[Problem]
Write the listing below again, word for word.
::::::::
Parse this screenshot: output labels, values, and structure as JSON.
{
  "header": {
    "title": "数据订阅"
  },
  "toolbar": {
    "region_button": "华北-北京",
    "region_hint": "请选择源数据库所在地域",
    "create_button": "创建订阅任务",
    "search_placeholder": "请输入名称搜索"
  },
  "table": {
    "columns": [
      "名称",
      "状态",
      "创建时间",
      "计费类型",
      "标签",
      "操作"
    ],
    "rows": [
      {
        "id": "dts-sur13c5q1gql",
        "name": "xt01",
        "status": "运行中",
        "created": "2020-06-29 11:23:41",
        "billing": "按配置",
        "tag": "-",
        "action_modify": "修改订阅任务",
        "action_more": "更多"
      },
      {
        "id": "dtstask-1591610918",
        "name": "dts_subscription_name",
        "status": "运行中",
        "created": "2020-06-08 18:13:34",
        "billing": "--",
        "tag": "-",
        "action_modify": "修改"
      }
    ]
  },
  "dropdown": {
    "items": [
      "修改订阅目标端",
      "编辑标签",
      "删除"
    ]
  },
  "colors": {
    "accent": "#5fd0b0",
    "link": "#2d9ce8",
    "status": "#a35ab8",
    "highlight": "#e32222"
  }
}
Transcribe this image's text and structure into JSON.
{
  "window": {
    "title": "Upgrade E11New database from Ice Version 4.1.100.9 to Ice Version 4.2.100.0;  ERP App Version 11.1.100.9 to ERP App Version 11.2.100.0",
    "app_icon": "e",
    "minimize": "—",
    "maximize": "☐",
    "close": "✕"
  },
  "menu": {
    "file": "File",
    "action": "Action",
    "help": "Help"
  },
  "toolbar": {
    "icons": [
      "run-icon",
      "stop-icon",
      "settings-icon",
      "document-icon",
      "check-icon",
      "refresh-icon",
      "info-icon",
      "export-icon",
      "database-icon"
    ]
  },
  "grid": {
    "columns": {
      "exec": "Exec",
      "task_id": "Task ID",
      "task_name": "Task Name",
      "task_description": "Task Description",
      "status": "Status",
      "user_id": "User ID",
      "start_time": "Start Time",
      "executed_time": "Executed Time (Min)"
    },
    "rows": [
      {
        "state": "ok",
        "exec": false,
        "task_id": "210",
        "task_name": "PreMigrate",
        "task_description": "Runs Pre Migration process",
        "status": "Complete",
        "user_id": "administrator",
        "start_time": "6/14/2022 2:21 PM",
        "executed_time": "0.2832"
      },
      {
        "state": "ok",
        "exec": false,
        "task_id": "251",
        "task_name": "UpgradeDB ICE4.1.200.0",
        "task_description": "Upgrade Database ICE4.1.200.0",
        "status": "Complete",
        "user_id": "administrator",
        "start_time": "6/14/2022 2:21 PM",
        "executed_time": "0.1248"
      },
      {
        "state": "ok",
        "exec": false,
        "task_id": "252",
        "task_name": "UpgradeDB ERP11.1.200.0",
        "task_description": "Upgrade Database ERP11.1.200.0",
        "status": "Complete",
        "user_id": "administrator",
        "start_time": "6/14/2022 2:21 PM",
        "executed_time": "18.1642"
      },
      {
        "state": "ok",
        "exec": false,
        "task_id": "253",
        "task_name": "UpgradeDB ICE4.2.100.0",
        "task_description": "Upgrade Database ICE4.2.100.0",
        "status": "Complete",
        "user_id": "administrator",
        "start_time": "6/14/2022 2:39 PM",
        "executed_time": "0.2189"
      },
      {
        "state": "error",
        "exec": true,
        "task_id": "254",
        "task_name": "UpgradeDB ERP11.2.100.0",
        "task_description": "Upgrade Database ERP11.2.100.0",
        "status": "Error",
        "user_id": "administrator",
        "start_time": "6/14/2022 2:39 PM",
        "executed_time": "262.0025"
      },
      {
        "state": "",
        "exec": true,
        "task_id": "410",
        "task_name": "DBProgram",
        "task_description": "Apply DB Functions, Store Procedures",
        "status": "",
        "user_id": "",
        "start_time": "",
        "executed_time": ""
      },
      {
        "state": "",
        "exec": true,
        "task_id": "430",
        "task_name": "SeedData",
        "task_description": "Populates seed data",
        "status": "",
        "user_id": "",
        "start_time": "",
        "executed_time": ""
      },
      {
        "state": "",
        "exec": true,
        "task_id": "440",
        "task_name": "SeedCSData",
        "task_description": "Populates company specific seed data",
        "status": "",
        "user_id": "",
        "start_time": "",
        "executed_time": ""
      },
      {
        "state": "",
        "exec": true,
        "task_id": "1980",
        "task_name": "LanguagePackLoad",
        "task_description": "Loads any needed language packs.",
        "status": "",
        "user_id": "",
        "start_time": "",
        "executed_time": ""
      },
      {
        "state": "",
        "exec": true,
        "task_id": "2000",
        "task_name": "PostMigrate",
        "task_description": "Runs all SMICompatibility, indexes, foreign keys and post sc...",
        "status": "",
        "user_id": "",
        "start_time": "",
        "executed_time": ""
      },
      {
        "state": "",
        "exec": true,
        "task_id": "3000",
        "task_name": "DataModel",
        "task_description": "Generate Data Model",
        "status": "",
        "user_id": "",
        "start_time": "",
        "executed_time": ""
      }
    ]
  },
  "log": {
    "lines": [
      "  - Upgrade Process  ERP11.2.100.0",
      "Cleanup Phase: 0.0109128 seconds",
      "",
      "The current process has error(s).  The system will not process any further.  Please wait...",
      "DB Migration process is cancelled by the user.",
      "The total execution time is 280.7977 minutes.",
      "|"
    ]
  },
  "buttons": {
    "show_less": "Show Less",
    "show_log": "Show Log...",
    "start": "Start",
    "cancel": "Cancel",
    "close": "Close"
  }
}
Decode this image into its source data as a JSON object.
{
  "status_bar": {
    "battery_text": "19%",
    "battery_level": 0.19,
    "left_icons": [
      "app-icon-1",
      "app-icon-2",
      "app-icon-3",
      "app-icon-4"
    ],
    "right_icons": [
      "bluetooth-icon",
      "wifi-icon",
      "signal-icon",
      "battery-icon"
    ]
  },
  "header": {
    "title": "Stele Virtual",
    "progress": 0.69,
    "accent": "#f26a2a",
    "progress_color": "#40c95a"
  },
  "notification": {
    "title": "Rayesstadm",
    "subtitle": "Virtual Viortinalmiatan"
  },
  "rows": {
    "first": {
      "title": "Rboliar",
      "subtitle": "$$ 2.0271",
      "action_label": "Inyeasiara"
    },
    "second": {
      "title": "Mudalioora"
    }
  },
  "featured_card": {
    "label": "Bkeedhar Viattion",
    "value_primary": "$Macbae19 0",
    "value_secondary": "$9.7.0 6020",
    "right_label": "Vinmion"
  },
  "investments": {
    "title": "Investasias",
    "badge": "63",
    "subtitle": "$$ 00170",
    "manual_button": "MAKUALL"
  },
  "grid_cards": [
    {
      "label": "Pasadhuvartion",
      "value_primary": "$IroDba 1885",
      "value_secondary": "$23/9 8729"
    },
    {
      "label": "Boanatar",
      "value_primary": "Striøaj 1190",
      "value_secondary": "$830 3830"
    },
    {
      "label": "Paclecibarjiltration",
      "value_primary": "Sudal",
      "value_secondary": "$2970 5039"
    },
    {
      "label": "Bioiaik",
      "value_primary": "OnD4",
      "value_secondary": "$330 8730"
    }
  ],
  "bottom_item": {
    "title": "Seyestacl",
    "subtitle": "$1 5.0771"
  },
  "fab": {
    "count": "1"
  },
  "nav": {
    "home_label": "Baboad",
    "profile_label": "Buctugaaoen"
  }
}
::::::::
[Solution below]
Parse this screenshot: output labels, values, and structure as JSON.
{
  "header": {
    "title": "数据订阅"
  },
  "toolbar": {
    "region_button": "华北-北京",
    "region_hint": "请选择源数据库所在地域",
    "create_button": "创建订阅任务",
    "search_placeholder": "请输入名称搜索"
  },
  "table": {
    "columns": [
      "名称",
      "状态",
      "创建时间",
      "计费类型",
      "标签",
      "操作"
    ],
    "rows": [
      {
        "id": "dts-sur13c5q1gql",
        "name": "xt01",
        "status": "运行中",
        "created": "2020-06-29 11:23:41",
        "billing": "按配置",
        "tag": "-",
        "action_modify": "修改订阅任务",
        "action_more": "更多"
      },
      {
        "id": "dtstask-1591610918",
        "name": "dts_subscription_name",
        "status": "运行中",
        "created": "2020-06-08 18:13:34",
        "billing": "--",
        "tag": "-",
        "action_modify": "修改"
      }
    ]
  },
  "dropdown": {
    "items": [
      "修改订阅目标端",
      "编辑标签",
      "删除"
    ]
  },
  "colors": {
    "accent": "#5fd0b0",
    "link": "#2d9ce8",
    "status": "#a35ab8",
    "highlight": "#e32222"
  }
}
Transcribe this image's text and structure into JSON.
{
  "window": {
    "title": "Upgrade E11New database from Ice Version 4.1.100.9 to Ice Version 4.2.100.0;  ERP App Version 11.1.100.9 to ERP App Version 11.2.100.0",
    "app_icon": "e",
    "minimize": "—",
    "maximize": "☐",
    "close": "✕"
  },
  "menu": {
    "file": "File",
    "action": "Action",
    "help": "Help"
  },
  "toolbar": {
    "icons": [
      "run-icon",
      "stop-icon",
      "settings-icon",
      "document-icon",
      "check-icon",
      "refresh-icon",
      "info-icon",
      "export-icon",
      "database-icon"
    ]
  },
  "grid": {
    "columns": {
      "exec": "Exec",
      "task_id": "Task ID",
      "task_name": "Task Name",
      "task_description": "Task Description",
      "status": "Status",
      "user_id": "User ID",
      "start_time": "Start Time",
      "executed_time": "Executed Time (Min)"
    },
    "rows": [
      {
        "state": "ok",
        "exec": false,
        "task_id": "210",
        "task_name": "PreMigrate",
        "task_description": "Runs Pre Migration process",
        "status": "Complete",
        "user_id": "administrator",
        "start_time": "6/14/2022 2:21 PM",
        "executed_time": "0.2832"
      },
      {
        "state": "ok",
        "exec": false,
        "task_id": "251",
        "task_name": "UpgradeDB ICE4.1.200.0",
        "task_description": "Upgrade Database ICE4.1.200.0",
        "status": "Complete",
        "user_id": "administrator",
        "start_time": "6/14/2022 2:21 PM",
        "executed_time": "0.1248"
      },
      {
        "state": "ok",
        "exec": false,
        "task_id": "252",
        "task_name": "UpgradeDB ERP11.1.200.0",
        "task_description": "Upgrade Database ERP11.1.200.0",
        "status": "Complete",
        "user_id": "administrator",
        "start_time": "6/14/2022 2:21 PM",
        "executed_time": "18.1642"
      },
      {
        "state": "ok",
        "exec": false,
        "task_id": "253",
        "task_name": "UpgradeDB ICE4.2.100.0",
        "task_description": "Upgrade Database ICE4.2.100.0",
        "status": "Complete",
        "user_id": "administrator",
        "start_time": "6/14/2022 2:39 PM",
        "executed_time": "0.2189"
      },
      {
        "state": "error",
        "exec": true,
        "task_id": "254",
        "task_name": "UpgradeDB ERP11.2.100.0",
        "task_description": "Upgrade Database ERP11.2.100.0",
        "status": "Error",
        "user_id": "administrator",
        "start_time": "6/14/2022 2:39 PM",
        "executed_time": "262.0025"
      },
      {
        "state": "",
        "exec": true,
        "task_id": "410",
        "task_name": "DBProgram",
        "task_description": "Apply DB Functions, Store Procedures",
        "status": "",
        "user_id": "",
        "start_time": "",
        "executed_time": ""
      },
      {
        "state": "",
        "exec": true,
        "task_id": "430",
        "task_name": "SeedData",
        "task_description": "Populates seed data",
        "status": "",
        "user_id": "",
        "start_time": "",
        "executed_time": ""
      },
      {
        "state": "",
        "exec": true,
        "task_id": "440",
        "task_name": "SeedCSData",
        "task_description": "Populates company specific seed data",
        "status": "",
        "user_id": "",
        "start_time": "",
        "executed_time": ""
      },
      {
        "state": "",
        "exec": true,
        "task_id": "1980",
        "task_name": "LanguagePackLoad",
        "task_description": "Loads any needed language packs.",
        "status": "",
        "user_id": "",
        "start_time": "",
        "executed_time": ""
      },
      {
        "state": "",
        "exec": true,
        "task_id": "2000",
        "task_name": "PostMigrate",
        "task_description": "Runs all SMICompatibility, indexes, foreign keys and post sc...",
        "status": "",
        "user_id": "",
        "start_time": "",
        "executed_time": ""
      },
      {
        "state": "",
        "exec": true,
        "task_id": "3000",
        "task_name": "DataModel",
        "task_description": "Generate Data Model",
        "status": "",
        "user_id": "",
        "start_time": "",
        "executed_time": ""
      }
    ]
  },
  "log": {
    "lines": [
      "  - Upgrade Process  ERP11.2.100.0",
      "Cleanup Phase: 0.0109128 seconds",
      "",
      "The current process has error(s).  The system will not process any further.  Please wait...",
      "DB Migration process is cancelled by the user.",
      "The total execution time is 280.7977 minutes.",
      "|"
    ]
  },
  "buttons": {
    "show_less": "Show Less",
    "show_log": "Show Log...",
    "start": "Start",
    "cancel": "Cancel",
    "close": "Close"
  }
}
Decode this image into its source data as a JSON object.
{
  "status_bar": {
    "battery_text": "19%",
    "battery_level": 0.19,
    "left_icons": [
      "app-icon-1",
      "app-icon-2",
      "app-icon-3",
      "app-icon-4"
    ],
    "right_icons": [
      "bluetooth-icon",
      "wifi-icon",
      "signal-icon",
      "battery-icon"
    ]
  },
  "header": {
    "title": "Stele Virtual",
    "progress": 0.69,
    "accent": "#f26a2a",
    "progress_color": "#40c95a"
  },
  "notification": {
    "title": "Rayesstadm",
    "subtitle": "Virtual Viortinalmiatan"
  },
  "rows": {
    "first": {
      "title": "Rboliar",
      "subtitle": "$$ 2.0271",
      "action_label": "Inyeasiara"
    },
    "second": {
      "title": "Mudalioora"
    }
  },
  "featured_card": {
    "label": "Bkeedhar Viattion",
    "value_primary": "$Macbae19 0",
    "value_secondary": "$9.7.0 6020",
    "right_label": "Vinmion"
  },
  "investments": {
    "title": "Investasias",
    "badge": "63",
    "subtitle": "$$ 00170",
    "manual_button": "MAKUALL"
  },
  "grid_cards": [
    {
      "label": "Pasadhuvartion",
      "value_primary": "$IroDba 1885",
      "value_secondary": "$23/9 8729"
    },
    {
      "label": "Boanatar",
      "value_primary": "Striøaj 1190",
      "value_secondary": "$830 3830"
    },
    {
      "label": "Paclecibarjiltration",
      "value_primary": "Sudal",
      "value_secondary": "$2970 5039"
    },
    {
      "label": "Bioiaik",
      "value_primary": "OnD4",
      "value_secondary": "$330 8730"
    }
  ],
  "bottom_item": {
    "title": "Seyestacl",
    "subtitle": "$1 5.0771"
  },
  "fab": {
    "count": "1"
  },
  "nav": {
    "home_label": "Baboad",
    "profile_label": "Buctugaaoen"
  }
}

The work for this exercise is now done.